Copus (t, flh, v); Tom Cawley (p, elec); Conor Chaplin (b); Jason Brown (b). London, 23–25 June 2019.
Ubuntu Music UBU0058

Previous articleNucleons: Hunting Waves
Next articleOiro Pena: 2

Latest audio reviews

Advertisement

More from this author

Advertisement

Jazz Journal articles by month

Advertisement

Jacob Sacks: Montreal

Pianist Jacob Sacks’ latest album is a series of improvisations, recorded in one session in 2019. As the short blurb on the digital release’s...
Advertisement

Count me in… 02/21

There are historical parallels between jazz and photography - both were nascent (primitive, if you like) in the second half of the 19th century....
Advertisement

Give me that good old progressive jazz

Culturally, there was a lot going on in America after World War II. In classical music, Arnold Schoenberg and Igor Stravinsky had moved to...
Advertisement

The Look Of Jazz

The look of jazz has been more or less dictated by photographers from the beginning. Even Buddy Bolden had his picture taken with his...
Advertisement

Ronnie’s: Ronnie Scott and His World-Famous Jazz Club

Ronnie Scott was, as someone once put it, a very interesting bunch of guys and Oliver Murray has got together a very interesting bunch...
Advertisement

JJ 05/71: Nucleus – We’ll Talk About It Later

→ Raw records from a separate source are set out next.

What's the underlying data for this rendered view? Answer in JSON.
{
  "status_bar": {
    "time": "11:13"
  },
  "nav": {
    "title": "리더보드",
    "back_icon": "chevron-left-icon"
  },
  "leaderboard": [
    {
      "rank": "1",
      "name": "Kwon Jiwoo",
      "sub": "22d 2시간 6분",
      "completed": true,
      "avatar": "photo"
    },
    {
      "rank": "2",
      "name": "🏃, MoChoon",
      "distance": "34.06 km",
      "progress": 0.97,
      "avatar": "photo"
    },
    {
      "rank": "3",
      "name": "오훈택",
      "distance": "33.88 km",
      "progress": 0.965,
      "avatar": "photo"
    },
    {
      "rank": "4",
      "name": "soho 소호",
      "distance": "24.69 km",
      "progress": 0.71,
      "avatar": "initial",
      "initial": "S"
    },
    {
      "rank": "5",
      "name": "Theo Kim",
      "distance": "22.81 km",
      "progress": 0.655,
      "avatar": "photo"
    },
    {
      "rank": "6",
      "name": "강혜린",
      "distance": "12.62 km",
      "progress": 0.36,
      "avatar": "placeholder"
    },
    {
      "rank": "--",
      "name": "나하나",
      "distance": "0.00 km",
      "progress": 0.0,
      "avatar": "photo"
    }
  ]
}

Unfortunately Nucleus haven't yet managed to sound as consistently good on record as they do in person, because although this is an excellent LP...
James Copus: Dusk"All the six compositions are the leader’s, a mixture of post-bop workouts and fusion moods that reflect his devotion to Blue Note jazz, notably Freddie Hubbard, and to the current New York scene"